Discrimination

Title VII of the Civil Rights Act of 1964 (42 U.S.C.A. § 2000e et seq.), the most comprehensive Civil Rights legislation in U.S. history, prohibits discrimination on the basis of sex, race, religion, nationality, or color. Title VII was designed to provide for parity in the use and enjoyment of public accommodations, facilities, and education as well as in federally assisted programs and employment. It further allows an injured party to bring suit and obtain damages from any individual who illegally infringes upon the party's civil rights.

Other important federal laws have been aimed at remedying discrimination against other groups, including older U.S. citizens and individuals with disabilities. The Age Discrimination in Employment Act of 1967 (ADEA) (29 U.S.C.A. § 621 et seq.) prohibits employers with 20 or more employees from discriminating because of age against employees over age 40.
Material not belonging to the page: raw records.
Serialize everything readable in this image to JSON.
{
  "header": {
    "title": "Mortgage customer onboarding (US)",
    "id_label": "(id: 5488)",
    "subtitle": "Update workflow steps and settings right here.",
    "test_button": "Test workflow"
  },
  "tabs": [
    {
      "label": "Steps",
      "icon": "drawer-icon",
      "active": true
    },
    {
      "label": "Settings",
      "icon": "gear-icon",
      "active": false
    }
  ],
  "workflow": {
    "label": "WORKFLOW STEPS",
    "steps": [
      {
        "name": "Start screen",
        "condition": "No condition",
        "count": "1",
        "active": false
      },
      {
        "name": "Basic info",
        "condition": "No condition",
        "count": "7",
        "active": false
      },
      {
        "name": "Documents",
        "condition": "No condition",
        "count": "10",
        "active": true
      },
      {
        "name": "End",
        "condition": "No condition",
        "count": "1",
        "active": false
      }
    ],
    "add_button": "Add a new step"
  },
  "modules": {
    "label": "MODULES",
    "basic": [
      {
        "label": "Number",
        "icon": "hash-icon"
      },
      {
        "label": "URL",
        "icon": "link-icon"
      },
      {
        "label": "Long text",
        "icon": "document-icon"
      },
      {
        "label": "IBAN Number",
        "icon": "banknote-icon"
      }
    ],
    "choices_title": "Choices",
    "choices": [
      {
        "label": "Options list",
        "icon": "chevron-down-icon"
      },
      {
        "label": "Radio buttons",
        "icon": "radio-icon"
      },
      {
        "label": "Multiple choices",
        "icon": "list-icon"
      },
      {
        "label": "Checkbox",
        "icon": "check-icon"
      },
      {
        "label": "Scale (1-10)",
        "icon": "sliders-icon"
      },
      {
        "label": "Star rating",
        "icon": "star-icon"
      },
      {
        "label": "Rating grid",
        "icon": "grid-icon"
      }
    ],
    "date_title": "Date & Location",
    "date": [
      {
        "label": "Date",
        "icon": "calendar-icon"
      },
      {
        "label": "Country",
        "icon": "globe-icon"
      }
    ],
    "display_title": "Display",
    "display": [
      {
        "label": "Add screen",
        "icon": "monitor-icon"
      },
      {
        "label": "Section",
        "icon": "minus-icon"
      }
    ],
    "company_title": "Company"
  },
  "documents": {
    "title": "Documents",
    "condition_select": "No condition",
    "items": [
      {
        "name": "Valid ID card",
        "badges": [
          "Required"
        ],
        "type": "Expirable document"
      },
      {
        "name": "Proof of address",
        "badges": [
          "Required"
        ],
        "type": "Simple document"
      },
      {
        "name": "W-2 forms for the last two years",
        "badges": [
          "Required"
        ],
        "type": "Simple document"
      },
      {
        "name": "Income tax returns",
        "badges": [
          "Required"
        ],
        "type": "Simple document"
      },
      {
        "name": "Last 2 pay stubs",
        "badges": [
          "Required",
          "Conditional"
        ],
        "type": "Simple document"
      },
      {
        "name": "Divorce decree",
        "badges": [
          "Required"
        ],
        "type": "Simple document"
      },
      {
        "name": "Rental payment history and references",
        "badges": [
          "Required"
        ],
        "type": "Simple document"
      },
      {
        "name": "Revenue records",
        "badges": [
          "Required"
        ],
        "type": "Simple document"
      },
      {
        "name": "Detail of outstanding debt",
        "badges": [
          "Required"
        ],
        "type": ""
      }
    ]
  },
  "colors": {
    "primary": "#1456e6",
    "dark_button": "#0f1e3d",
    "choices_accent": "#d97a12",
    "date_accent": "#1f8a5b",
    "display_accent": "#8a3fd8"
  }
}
Although discrimination on the basis of gender is included in title VII of the Civil Rights Act of 1964, a number of other federal laws also prohibit Sex Discrimination. The Equal Pay Act of 1963 (29 U.S.C.A. § 206 [d]) amended the Fair Labor Standards Act of 1938 (29 U.S.C.A. §§ 201–219). It prohibits discrimination through different forms of compensation for jobs with equal skill, effort, and responsibility. The Pregnancy Discrimination Act of 1978 (42 U.S.C.A. § 2000e[k]) prohibits discrimination against employees on the basis of pregnancy and childbirth, in employment and benefits. Title IX of the Education Amendments of 1972 (20 U.S.C.A. §§ 1681–1686) prohibits sex discrimination in educational institutions that receive federal funds, including exclusions from noncontact team sports on the basis of sex. In addition, the Equal Credit Opportunity Act (15 U.S.C.A. § 1691 et seq.) prohibits discrimination in the extension of credit, on the basis of sex or marital status